Love Of Silence And Working Alone

love of silence

The nature of the young child following natural and normal development is one that loves silence and working alone. Until children enter into a different stage of development, around the time that they lose their first tooth, this love of silence and working alone remains. The desire to be out in the community and working […]


Attachment To Reality

The almost four-year-old boy visiting my classroom was wonderfully verbal. He had just given me a detailed explanation about his family’s move into their new home. “What’s your name?” I asked. “Batman,” he answered. “And what is your name when you’re not Batman?” I asked. “Bruce Wayne,” he said. His mother chuckled. “Isn’t that cute? […]


The Child’s Spontaneous Concentration

spontaneous concentration

In the young child there are observable characteristics of behavior that help us know that a child is following normal development.  These characteristics follow: love of order, love of work, deep spontaneous concentration, attachment to reality, love of silence and working alone, sublimation of the possessive instinct, power to act from real choice not just […]


The Child’s Love Of Work

Love of Work

The young child’s love of work, or being involved in meaningful activity, is an inborn trait.  With proper nourishment this love survives a lifetime.  Even in utero the child is involved what can only be classified as work—growing and moving in a confined environment. Movement defines a child’s activity from the first kick in the […]


Learning the Gift of Gab

Learning the gift of gab

Language occurs in two basic ways. Receptive language is what we understand. Expressive language is what we can say. For most of us our receptive language is larger than our expressive language. A twelve-month-old can follow simple directions but can’t talk. At the doctor’s office, we can understand the doctor’s explanation of our diagnosis and […]


Profanity: A Sign of Limited Ability

profanity a sign of limited ability

A visit to an elementary school opened my eyes to something that would never have happened a few years ago at a “good” school. Profanity from the children. This R-rated classroom wouldn’t have been allowed even a PG-13 rating. I’m amazed as a classroom observer how the children act as if I’m invisible. The children […]


Where Do the Night Owls Play?

where do the night owls play

After reading John Medina’s book, Brain Rules, I started thinking about the implications of Medina’s brain rule and other information about sleep. Medina tells us that people fall into three kinds of sleepers: Larks, Hummingbirds and Night Owls. Larks often get up before 6 am and report feeling more alert and productive before lunch. Breakfast […]


What Social Style Is Your Child?

what social style is your child

In ancient Greece Hippocrates defined four personality types: sanguine, melancholic, choleric, phlegmatic. These were based on body fluids, or humors. Today we simply use questionnaires such as the Myers-Briggs Type Indicator®, MBTI, to define sixteen basic personality types. In Nurture by Nature, Paul Tieger and Barbara Barron-Tieger explain the sixteen basic Myers-Briggs types and how […]

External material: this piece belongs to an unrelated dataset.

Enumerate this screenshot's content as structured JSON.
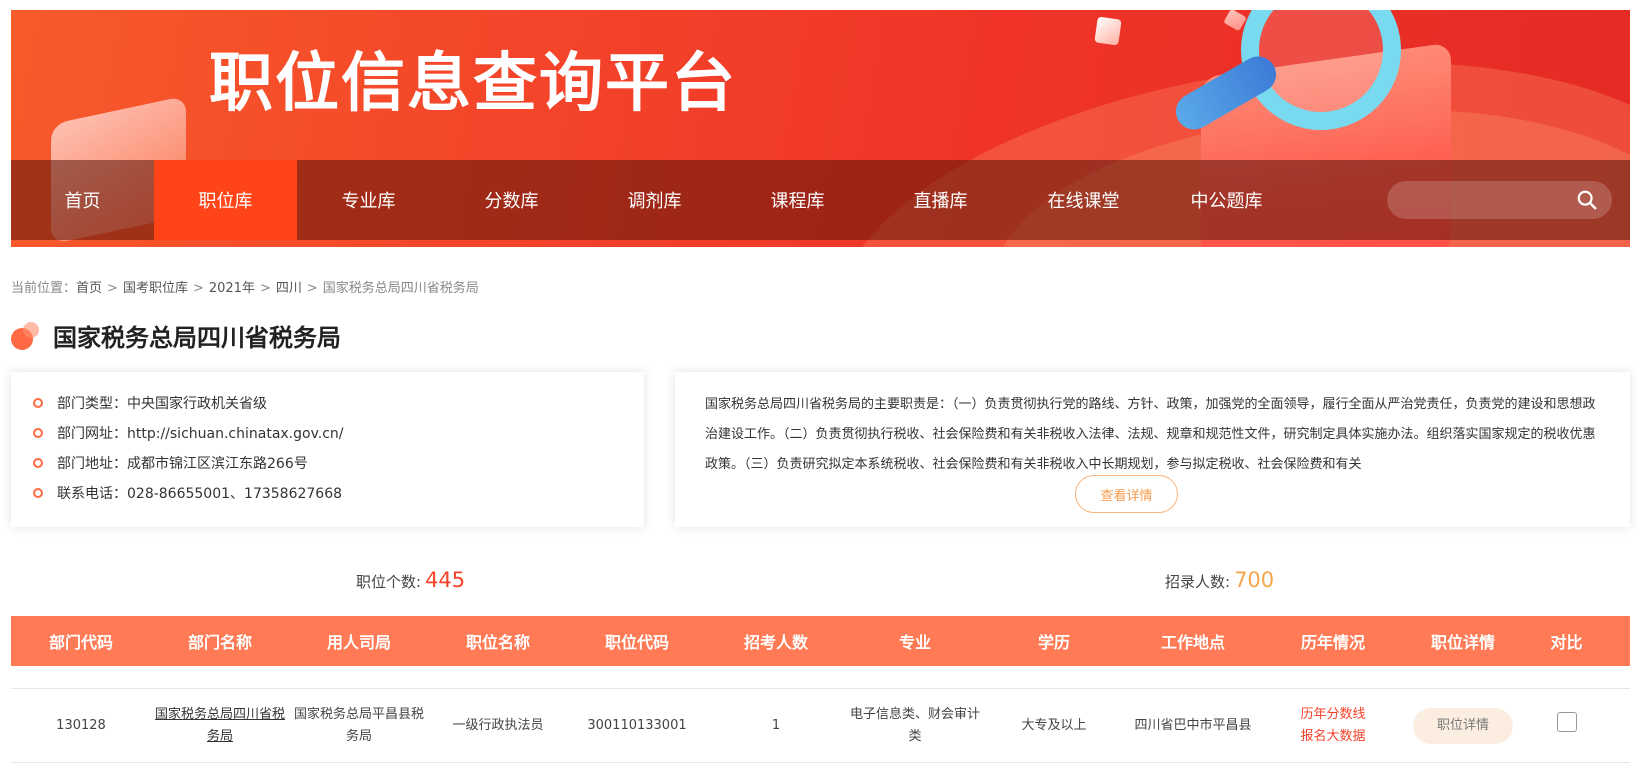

Eat, Drink, Breathe, Think

eat drink breathe think

A newspaper article written by a physician summarized a discussion on health with these words: It’s about what you eat and what you drink, What you breathe and what you think. What you eat. Putting the right food into our bodies is essential to good health, as well as physical and mental development. Today we […]